Following the Dreyfus affair and the anti-Semitism that surrounded it, a reactionary movement arose called Action Français. Action Français set about undoing any and all effects of the French Revolution—it was monarchist, anti-democratic, nationalistic and very, very Catholic. In fact is was so Catholic that Pius XI condemned the movement in 1926—in other words, Pius saw the movement as using a veneer of Catholic faith for political and socio-economic objectives that were contrary to Catholic thought. Pius XII lifted the excommunications in 1939 when he saw Action Français as a defense against Marxist-Leninism, but the Holy See never endorsed the political or sociological objectives of the movement which ran contrary to the encyclicals of Leo XIII and Pius XI (and subsequently to the social encyclicals of John XXIII, Paul VI, John Paul II, and Benedict XVI.)

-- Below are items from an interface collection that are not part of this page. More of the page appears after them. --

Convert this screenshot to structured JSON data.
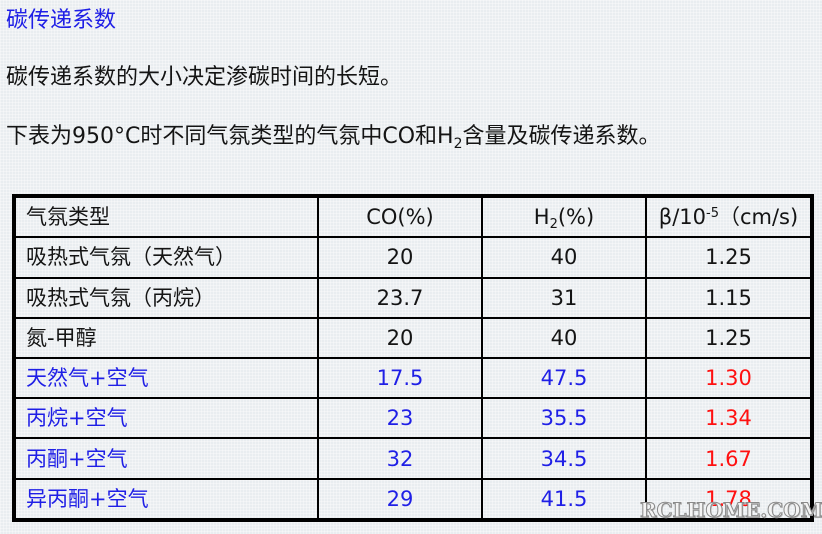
{
  "title": "碳传递系数",
  "paragraphs": {
    "p1": "碳传递系数的大小决定渗碳时间的长短。",
    "p2_before": "下表为950°C时不同气氛类型的气氛中CO和H",
    "p2_sub": "2",
    "p2_after": "含量及碳传递系数。"
  },
  "table": {
    "headers": {
      "type": "气氛类型",
      "co": "CO(%)",
      "h2_base": "H",
      "h2_sub": "2",
      "h2_suffix": "(%)",
      "beta_base": "β/10",
      "beta_sup": "-5",
      "beta_suffix": "（cm/s)"
    },
    "rows": [
      {
        "type": "吸热式气氛（天然气）",
        "co": "20",
        "h2": "40",
        "beta": "1.25",
        "style": "black"
      },
      {
        "type": "吸热式气氛（丙烷）",
        "co": "23.7",
        "h2": "31",
        "beta": "1.15",
        "style": "black"
      },
      {
        "type": "氮-甲醇",
        "co": "20",
        "h2": "40",
        "beta": "1.25",
        "style": "black"
      },
      {
        "type": "天然气+空气",
        "co": "17.5",
        "h2": "47.5",
        "beta": "1.30",
        "style": "highlight"
      },
      {
        "type": "丙烷+空气",
        "co": "23",
        "h2": "35.5",
        "beta": "1.34",
        "style": "highlight"
      },
      {
        "type": "丙酮+空气",
        "co": "32",
        "h2": "34.5",
        "beta": "1.67",
        "style": "highlight"
      },
      {
        "type": "异丙酮+空气",
        "co": "29",
        "h2": "41.5",
        "beta": "1.78",
        "style": "highlight"
      }
    ]
  },
  "colors": {
    "title": "#1f1fe6",
    "highlight_text": "#1f1fe6",
    "highlight_beta": "#ff1010",
    "border": "#000000"
  },
  "watermark": "RCLHOME.COM"
}
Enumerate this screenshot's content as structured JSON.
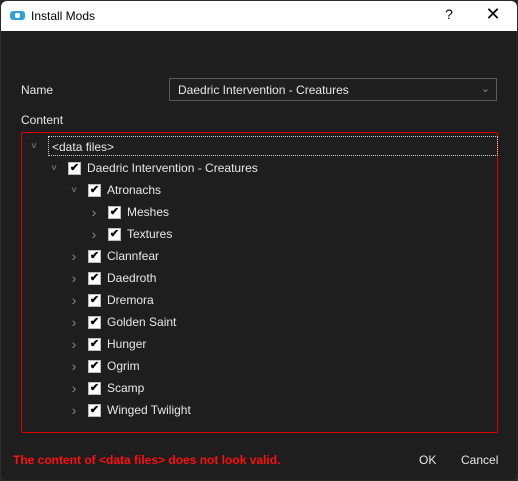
{
  "window": {
    "title": "Install Mods",
    "help": "?",
    "close": "✕"
  },
  "form": {
    "name_label": "Name",
    "name_value": "Daedric Intervention - Creatures",
    "content_label": "Content"
  },
  "tree": [
    {
      "label": "<data files>",
      "level": 0,
      "expanded": true,
      "checkbox": false
    },
    {
      "label": "Daedric Intervention - Creatures",
      "level": 1,
      "expanded": true,
      "checkbox": true
    },
    {
      "label": "Atronachs",
      "level": 2,
      "expanded": true,
      "checkbox": true
    },
    {
      "label": "Meshes",
      "level": 3,
      "expanded": false,
      "checkbox": true
    },
    {
      "label": "Textures",
      "level": 3,
      "expanded": false,
      "checkbox": true
    },
    {
      "label": "Clannfear",
      "level": 2,
      "expanded": false,
      "checkbox": true
    },
    {
      "label": "Daedroth",
      "level": 2,
      "expanded": false,
      "checkbox": true
    },
    {
      "label": "Dremora",
      "level": 2,
      "expanded": false,
      "checkbox": true
    },
    {
      "label": "Golden Saint",
      "level": 2,
      "expanded": false,
      "checkbox": true
    },
    {
      "label": "Hunger",
      "level": 2,
      "expanded": false,
      "checkbox": true
    },
    {
      "label": "Ogrim",
      "level": 2,
      "expanded": false,
      "checkbox": true
    },
    {
      "label": "Scamp",
      "level": 2,
      "expanded": false,
      "checkbox": true
    },
    {
      "label": "Winged Twilight",
      "level": 2,
      "expanded": false,
      "checkbox": true
    }
  ],
  "footer": {
    "error": "The content of <data files> does not look valid.",
    "ok": "OK",
    "cancel": "Cancel"
  },
  "colors": {
    "error": "#ff1010",
    "accent": "#2fa3d8"
  }
}
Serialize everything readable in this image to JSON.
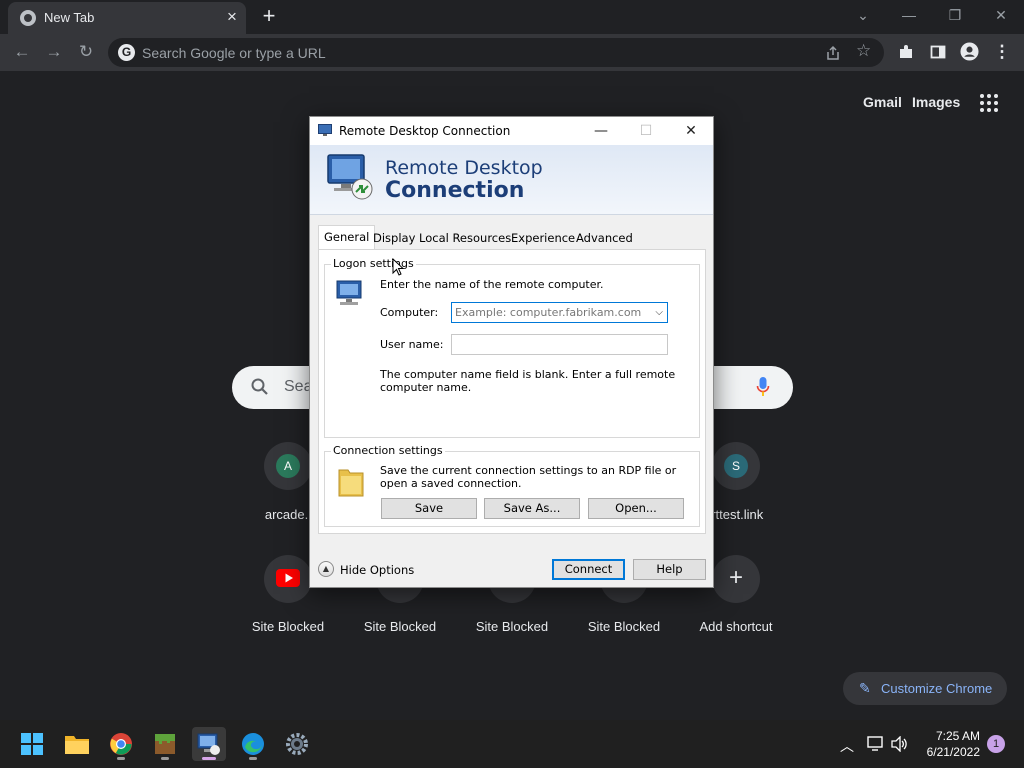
{
  "browser": {
    "tab_title": "New Tab",
    "omnibox_placeholder": "Search Google or type a URL"
  },
  "ntp": {
    "links": {
      "gmail": "Gmail",
      "images": "Images"
    },
    "search_placeholder": "Sea",
    "shortcuts_row1": [
      {
        "letter": "A",
        "label": "arcade.l",
        "color": "#2b7a5c"
      },
      {
        "letter": "S",
        "label": "orttest.link",
        "color": "#2b6a78"
      }
    ],
    "shortcuts_row2": [
      {
        "label": "Site Blocked"
      },
      {
        "label": "Site Blocked"
      },
      {
        "label": "Site Blocked"
      },
      {
        "label": "Site Blocked"
      },
      {
        "label": "Add shortcut"
      }
    ],
    "customize_label": "Customize Chrome"
  },
  "rdp": {
    "title": "Remote Desktop Connection",
    "banner_line1": "Remote Desktop",
    "banner_line2": "Connection",
    "tabs": [
      "General",
      "Display",
      "Local Resources",
      "Experience",
      "Advanced"
    ],
    "logon": {
      "group_label": "Logon settings",
      "instruction": "Enter the name of the remote computer.",
      "computer_label": "Computer:",
      "computer_placeholder": "Example: computer.fabrikam.com",
      "username_label": "User name:",
      "username_value": "",
      "warning": "The computer name field is blank. Enter a full remote computer name."
    },
    "connection": {
      "group_label": "Connection settings",
      "description": "Save the current connection settings to an RDP file or open a saved connection.",
      "save": "Save",
      "save_as": "Save As...",
      "open": "Open..."
    },
    "hide_options": "Hide Options",
    "connect": "Connect",
    "help": "Help"
  },
  "taskbar": {
    "time": "7:25 AM",
    "date": "6/21/2022",
    "notification_count": "1"
  }
}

Despite the relative strength of Action Français in the first half of the 20th century, monarchism never garnered enough political momentum for there to be serious consideration of restoring the French monarchy, especially in a somewhat absolutist form as advocated by the hard-line monarchists. Action Français faded out after World War II, but its nationalistic, conservative, anti-immigrant and anti-Semitic fanaticism remained in the hearts of many French reactionaries.
Among the bearers of the Action Français heritage was the late Archbishop Marcel Lefebvre. Lefebvre came from a monarchist family in the North of France. Like others in the Legitimist tradition they saw the French Revolution and the end of the ancien regime as the collapse of everything Catholic. They wanted not only to restore the Bourbons to the Throne of France, but Catholicism as the State Religion. Lefebvre himself was an ardent supporter of the Vichy Regime during the Nazi occupation as he saw the Petain dictatorship as the womb for a reborn Monarchist France. The Archbishop shared in the anti-immigrant, anti-Jew, anti-Muslim, anti-democratic views of Action Français and later, with the collapse of the movement as a force in French politics, shifted his political allegiance to Jean-Marie LePen and his French National Party. Le Pen is infamous for his anti-Semitism and his skepticism about the Holocaust.
Lefebvre’s own anti-Semitism has colored the Catholic Traditionalist movement. Many Traditionalists have insisted on maintaining the older Good Friday Collect for the Jews, describing them as perfidis (unbelieving, but often translated perfidious). This word had been removed from the Liturgy by John XXIII who literally stopped the Good Friday Service in 1960 and ordered the prayer recited without that word. Benedict XVI insisted that the traditional collect be altered to avoid the word but his insistence has been ignored by many in the “Traditionalist” community and certainly by those in Lefebvre’s Society of Saint Pius X. Among the four bishops illicitly ordained by Lefebvre, the Englishman Richard Williamson, has been a notorious Holocaust denier. Contemporary Traditionalist literature both in France and throughout Western Europe and North America, the parts of the world where neo-Traditionalism has taken root, is often laced with anti-Semitism, sometimes subtle, sometimes virulent. The Traditionalist communities in France are hotbeds of agitation against both Jews and Muslims.